A two-man panhandling team worked the MBTA Red Line on Monday evening.
One was dressed in full Army fatigues: BDUs, boots, cover, duffel bag slung over the shoulder. His jacket had a tag that said “U.S. ARMY” and a flag on one shoulder, but no other patches or insignia. As soon as the doors closed at Park Street, he began asking people for money. He claimed he needed bus fare to Philadelphia, but the amount he asked for kept changing.
The other boarded at the same time. Mid-twenties, dark hair short but not buzzed. “I got a few bucks for you,” he said. “I used to be’na Army.” He slouched in his seat. The jeans he wore had no crotch to them; just a ragged hole showing his faded briefs.

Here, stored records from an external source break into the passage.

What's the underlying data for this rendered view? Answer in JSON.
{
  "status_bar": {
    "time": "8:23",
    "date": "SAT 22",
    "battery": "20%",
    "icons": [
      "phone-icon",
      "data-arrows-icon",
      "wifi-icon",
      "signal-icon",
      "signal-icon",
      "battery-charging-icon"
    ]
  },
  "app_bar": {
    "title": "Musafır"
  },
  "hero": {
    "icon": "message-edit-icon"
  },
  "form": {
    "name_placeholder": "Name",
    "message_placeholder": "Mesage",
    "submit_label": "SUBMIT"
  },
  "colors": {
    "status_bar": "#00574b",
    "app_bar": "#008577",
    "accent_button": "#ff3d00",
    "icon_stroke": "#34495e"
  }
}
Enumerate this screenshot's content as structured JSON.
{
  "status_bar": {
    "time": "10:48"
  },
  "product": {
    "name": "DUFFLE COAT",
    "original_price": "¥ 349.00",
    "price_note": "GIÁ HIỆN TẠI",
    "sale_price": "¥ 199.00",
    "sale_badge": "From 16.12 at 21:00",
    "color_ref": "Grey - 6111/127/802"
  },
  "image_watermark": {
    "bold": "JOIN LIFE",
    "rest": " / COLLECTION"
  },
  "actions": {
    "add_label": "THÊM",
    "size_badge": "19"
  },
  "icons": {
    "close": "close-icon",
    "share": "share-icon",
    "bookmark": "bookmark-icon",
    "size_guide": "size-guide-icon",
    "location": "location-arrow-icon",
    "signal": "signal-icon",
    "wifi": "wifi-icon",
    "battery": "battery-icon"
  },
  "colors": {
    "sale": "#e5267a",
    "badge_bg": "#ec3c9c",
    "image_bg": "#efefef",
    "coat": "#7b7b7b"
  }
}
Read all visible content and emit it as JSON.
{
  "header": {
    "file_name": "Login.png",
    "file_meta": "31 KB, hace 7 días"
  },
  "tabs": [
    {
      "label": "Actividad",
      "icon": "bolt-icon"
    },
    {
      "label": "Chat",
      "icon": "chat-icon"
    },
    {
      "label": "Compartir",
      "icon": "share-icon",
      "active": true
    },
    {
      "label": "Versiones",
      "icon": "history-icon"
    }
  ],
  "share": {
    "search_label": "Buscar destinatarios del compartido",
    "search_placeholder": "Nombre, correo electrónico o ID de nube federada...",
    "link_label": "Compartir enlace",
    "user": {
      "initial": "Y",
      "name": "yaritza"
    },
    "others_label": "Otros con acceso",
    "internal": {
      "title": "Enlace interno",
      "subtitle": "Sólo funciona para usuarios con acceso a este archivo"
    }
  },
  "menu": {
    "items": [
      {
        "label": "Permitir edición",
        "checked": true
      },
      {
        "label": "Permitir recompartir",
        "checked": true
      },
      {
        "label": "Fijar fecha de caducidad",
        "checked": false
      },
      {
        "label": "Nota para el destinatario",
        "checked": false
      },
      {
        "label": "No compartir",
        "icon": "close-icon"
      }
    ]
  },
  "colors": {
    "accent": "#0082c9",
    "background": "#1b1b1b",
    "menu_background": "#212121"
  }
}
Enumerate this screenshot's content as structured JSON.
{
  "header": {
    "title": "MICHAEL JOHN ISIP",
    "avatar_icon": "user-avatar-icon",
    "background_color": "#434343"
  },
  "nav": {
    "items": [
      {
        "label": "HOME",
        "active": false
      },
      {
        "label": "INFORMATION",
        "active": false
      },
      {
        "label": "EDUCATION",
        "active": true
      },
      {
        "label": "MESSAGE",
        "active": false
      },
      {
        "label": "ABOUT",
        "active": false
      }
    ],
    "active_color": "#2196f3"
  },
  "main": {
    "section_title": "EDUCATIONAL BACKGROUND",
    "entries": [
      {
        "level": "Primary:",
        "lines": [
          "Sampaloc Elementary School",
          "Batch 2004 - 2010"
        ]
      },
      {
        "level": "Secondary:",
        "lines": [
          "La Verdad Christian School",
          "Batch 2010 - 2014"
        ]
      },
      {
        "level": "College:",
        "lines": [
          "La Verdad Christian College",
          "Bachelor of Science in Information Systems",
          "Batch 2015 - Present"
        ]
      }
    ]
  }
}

“Bet if everyone on this train pitched in a buck,” the crotchless man said, “you’d have bus fare.”
The complete lack of insignia on the Army man’s fatigues were one sign: no skill badges, no shoulder tab, no name tape. But even before I considered that, I had these two pegged as panhandlers. There’s that odd tone that beggars have, the combination of pleading and righteousness (“I just needa coupla bucks”). People who are genuinely entitled to money are more angry; people who are genuinely desperate are more tearful.
The two of them rode three stops, from Park Street to Central Square. As the train entered the station, the man in the wrecked jeans got up. He beckoned the man in fatigues with two quick fingers and stepped off the train. Maybe they were going to do the same routine inbound, although you have to pay to cross the tracks at Central.
A tweaker in surplus Army fatigues pleading for a fix bothers me in a way that your other Red Line panhandlers don’t. Not because I think it tarnishes the reputation of the Armed Services. It’s not my Army, and the people I know who’ve served will tell you there are plenty of tweakers in uniform.
It bothers me because it exploits such a dominant social trend. Most civilians can’t disrespect a man in uniform. They just don’t have it in them. So when a man in anonymous BDUs says he just needs a few bucks for bus fare, our first reaction – ignore him – gets overwritten.
I’m surprised we don’t see it more often.